- Severe Withdrawal: Drug and alcohol withdrawal can cause significant mental stress, similar in nature to symptoms of OCD. This includes symptoms of severe anxiety, restlessness, and paranoia. In severe cases, and with certain drugs, withdrawal can be dangerous without medical support. The most effective method for detoxing from drug and alcohol dependence is medically assisted detox.
Treatment Options For OCD And Addiction
The most effective option for treating co-occurring OCD and addiction is dual-diagnosis treatment.

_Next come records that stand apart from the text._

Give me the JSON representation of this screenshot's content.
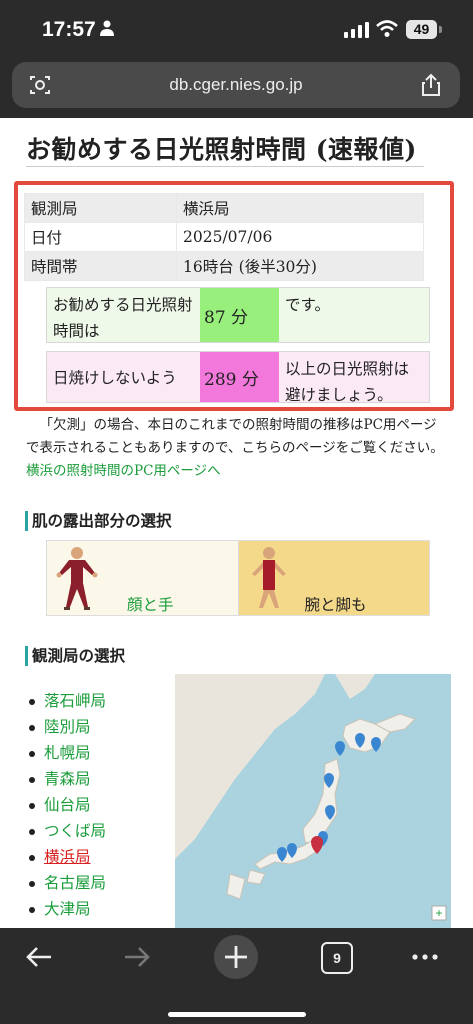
{
  "status_bar": {
    "time": "17:57",
    "battery": "49"
  },
  "browser": {
    "url": "db.cger.nies.go.jp",
    "tab_count": "9"
  },
  "page": {
    "title": "お勧めする日光照射時間 (速報値)",
    "info_table": [
      {
        "key": "観測局",
        "value": "横浜局"
      },
      {
        "key": "日付",
        "value": "2025/07/06"
      },
      {
        "key": "時間帯",
        "value": "16時台 (後半30分)"
      }
    ],
    "recommend": {
      "label": "お勧めする日光照射時間は",
      "value": "87 分",
      "suffix": "です。",
      "color": "#98ef7c"
    },
    "avoid": {
      "label": "日焼けしないよう",
      "value": "289 分",
      "suffix": "以上の日光照射は避けましょう。",
      "color": "#f279db"
    },
    "notice_text": "「欠測」の場合、本日のこれまでの照射時間の推移はPC用ページで表示されることもありますので、こちらのページをご覧ください。",
    "notice_link": "横浜の照射時間のPC用ページへ",
    "skin_section_title": "肌の露出部分の選択",
    "skin_options": [
      {
        "label": "顔と手"
      },
      {
        "label": "腕と脚も"
      }
    ],
    "station_section_title": "観測局の選択",
    "stations": [
      "落石岬局",
      "陸別局",
      "札幌局",
      "青森局",
      "仙台局",
      "つくば局",
      "横浜局",
      "名古屋局",
      "大津局"
    ],
    "active_station": "横浜局"
  },
  "colors": {
    "highlight_border": "#e34a3d",
    "link": "#1a9c3a",
    "active_link": "#d92020"
  }
}
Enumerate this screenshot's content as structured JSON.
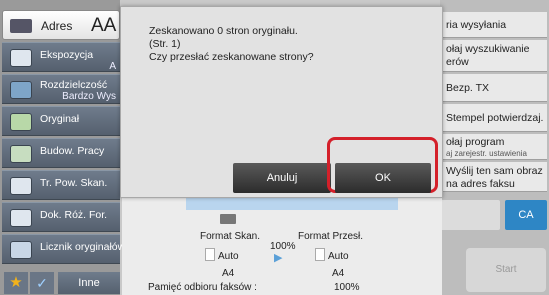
{
  "sidebar": {
    "address_label": "Adres",
    "address_aa": "AA",
    "items": [
      {
        "label": "Ekspozycja",
        "sub": "A"
      },
      {
        "label": "Rozdzielczość",
        "sub": "Bardzo Wys"
      },
      {
        "label": "Oryginał",
        "sub": ""
      },
      {
        "label": "Budow. Pracy",
        "sub": ""
      },
      {
        "label": "Tr. Pow. Skan.",
        "sub": ""
      },
      {
        "label": "Dok. Róż. For.",
        "sub": ""
      },
      {
        "label": "Licznik oryginałów",
        "sub": ""
      }
    ],
    "other_label": "Inne"
  },
  "right_panel": {
    "items": [
      {
        "label": "ria wysyłania",
        "small": ""
      },
      {
        "label": "ołaj wyszukiwanie",
        "line2": "erów",
        "small": ""
      },
      {
        "label": "Bezp. TX",
        "small": ""
      },
      {
        "label": "Stempel potwierdzaj.",
        "small": ""
      },
      {
        "label": "ołaj program",
        "small": "aj zarejestr. ustawienia"
      },
      {
        "label": "Wyślij ten sam obraz",
        "line2": "na adres faksu",
        "small": ""
      }
    ],
    "ca_label": "CA",
    "start_label": "Start"
  },
  "center": {
    "scan_format_label": "Format Skan.",
    "send_format_label": "Format Przesł.",
    "scan_auto": "Auto",
    "send_auto": "Auto",
    "scan_size": "A4",
    "send_size": "A4",
    "ratio": "100%",
    "fax_memory_label": "Pamięć odbioru faksów :",
    "fax_memory_value": "100%"
  },
  "dialog": {
    "line1": "Zeskanowano 0 stron oryginału.",
    "line2": "(Str. 1)",
    "line3": "Czy przesłać zeskanowane strony?",
    "cancel_label": "Anuluj",
    "ok_label": "OK"
  },
  "colors": {
    "accent_blue": "#2e86c5",
    "highlight_red": "#d4202a",
    "dialog_bg": "#e2e2e2",
    "sidebar_btn": "#5d6a7a"
  }
}
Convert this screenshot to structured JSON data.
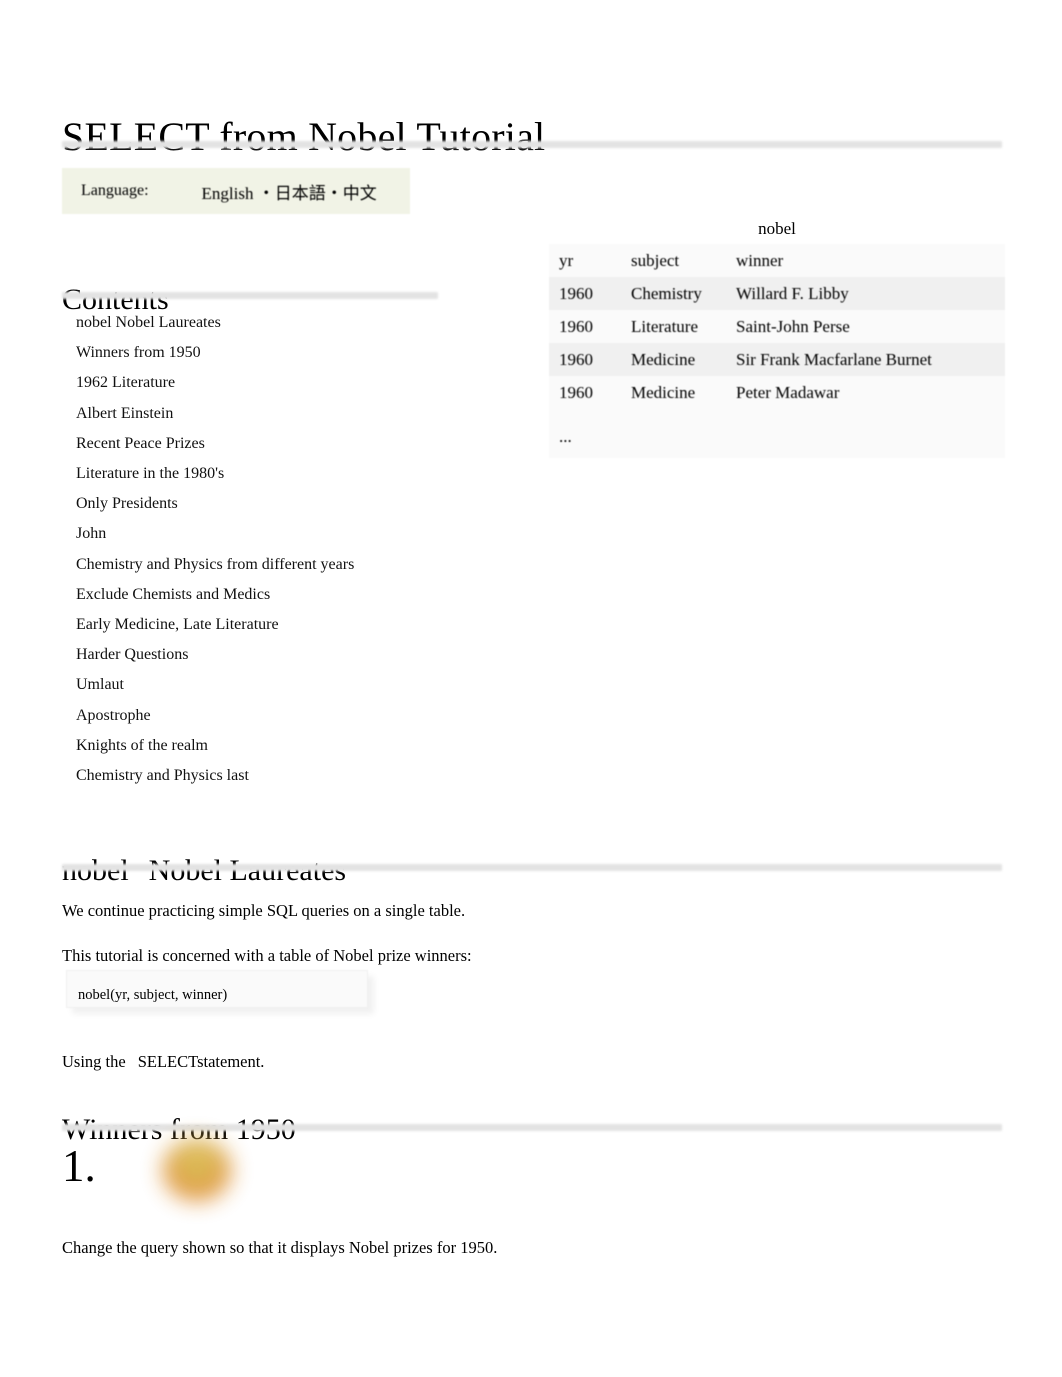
{
  "page": {
    "title": "SELECT from Nobel Tutorial"
  },
  "language_bar": {
    "label": "Language:",
    "options": [
      "English",
      "・日本語",
      "・中文"
    ],
    "links_text": "English   ・日本語・中文",
    "background_color": "#f1f3e6"
  },
  "contents": {
    "heading": "Contents",
    "items": [
      {
        "label": "nobel Nobel Laureates"
      },
      {
        "label": "Winners from 1950"
      },
      {
        "label": "1962 Literature"
      },
      {
        "label": "Albert Einstein"
      },
      {
        "label": "Recent Peace Prizes"
      },
      {
        "label": "Literature in the 1980's"
      },
      {
        "label": "Only Presidents"
      },
      {
        "label": "John"
      },
      {
        "label": "Chemistry and Physics from different years"
      },
      {
        "label": "Exclude Chemists and Medics"
      },
      {
        "label": "Early Medicine, Late Literature"
      },
      {
        "label": "Harder Questions"
      },
      {
        "label": "Umlaut"
      },
      {
        "label": "Apostrophe"
      },
      {
        "label": "Knights of the realm"
      },
      {
        "label": "Chemistry and Physics last"
      }
    ]
  },
  "nobel_table": {
    "caption": "nobel",
    "columns": [
      "yr",
      "subject",
      "winner"
    ],
    "rows": [
      [
        "1960",
        "Chemistry",
        "Willard F. Libby"
      ],
      [
        "1960",
        "Literature",
        "Saint-John Perse"
      ],
      [
        "1960",
        "Medicine",
        "Sir Frank Macfarlane Burnet"
      ],
      [
        "1960",
        "Medicine",
        "Peter Madawar"
      ]
    ],
    "ellipsis": "..."
  },
  "section_nobel": {
    "heading_code": "nobel",
    "heading_text": "Nobel Laureates",
    "paragraph1": "We continue practicing simple SQL queries on a single table.",
    "paragraph2": "This tutorial is concerned with a table of Nobel prize winners:",
    "code_block": "nobel(yr, subject, winner)",
    "using_prefix": "Using the",
    "using_keyword": "SELECT",
    "using_suffix": "statement."
  },
  "section_winners": {
    "heading": "Winners from 1950",
    "question_number": "1.",
    "medal_icon": "nobel-medal-icon",
    "medal_colors": [
      "#ddc055",
      "#e08b33"
    ],
    "question_text": "Change the query shown so that it displays Nobel prizes for 1950."
  },
  "theme": {
    "rule_color": "#e3e3e3",
    "table_row_light": "#fafafa",
    "table_row_dark": "#f0f0f0",
    "code_bg": "#fafafa"
  }
}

This treats both disorders at the same time rather than treating each disorder as a separate issue.
Treating substance abuse without addressing co-occurring OCD can increase a person’s risk for relapse. People are also more likely to stop treatment sooner than recommended.
Treatment for OCD and addiction typically begins with inpatient treatment. This is the safest setting for people to detox from drugs and alcohol, offering 24-hour supervision.
Following detox, patients may participate in more intensive treatment for their OCD and substance use disorder as part of a dual-diagnosis treatment program. This usually includes a combination of behavioral therapy and antidepressants (SSRIs).
Cognitive Behavioral Therapy (CBT)
Cognitive-behavioral therapy (CBT) is a common form of therapy for treating mental health and substance use disorders. This involves identifying how thoughts can impact emotions and behaviors.
People undergoing CBT for substance abuse and OCD are guided on how to cope with their thoughts and emotions in healthier ways. This involves learning to manage obsessions and compulsions, and avoid turning to drugs or alcohol for symptom relief.
Medication-Assisted Therapy (MAT)
In addition to therapy, medications with low abuse potential can also be helpful in treating OCD and substance abuse. The most common medications for treating OCD symptoms are antidepressants. These are prescribed on an individual basis depending on the needs of each patient.
Recovery from addiction and the management of OCD symptoms is a lifelong process that begins with reaching out for help. From there, you can develop a treatment plan with specialists to find treatment options that suit your needs.
- National Institute of Mental Health — Obsessive-Compulsive Disorder
- U.S. National Library of Medicine: PubMedCentral — Anxiety Disorders with Comorbid Substance Use Disorders: Diagnostic and Treatment Considerations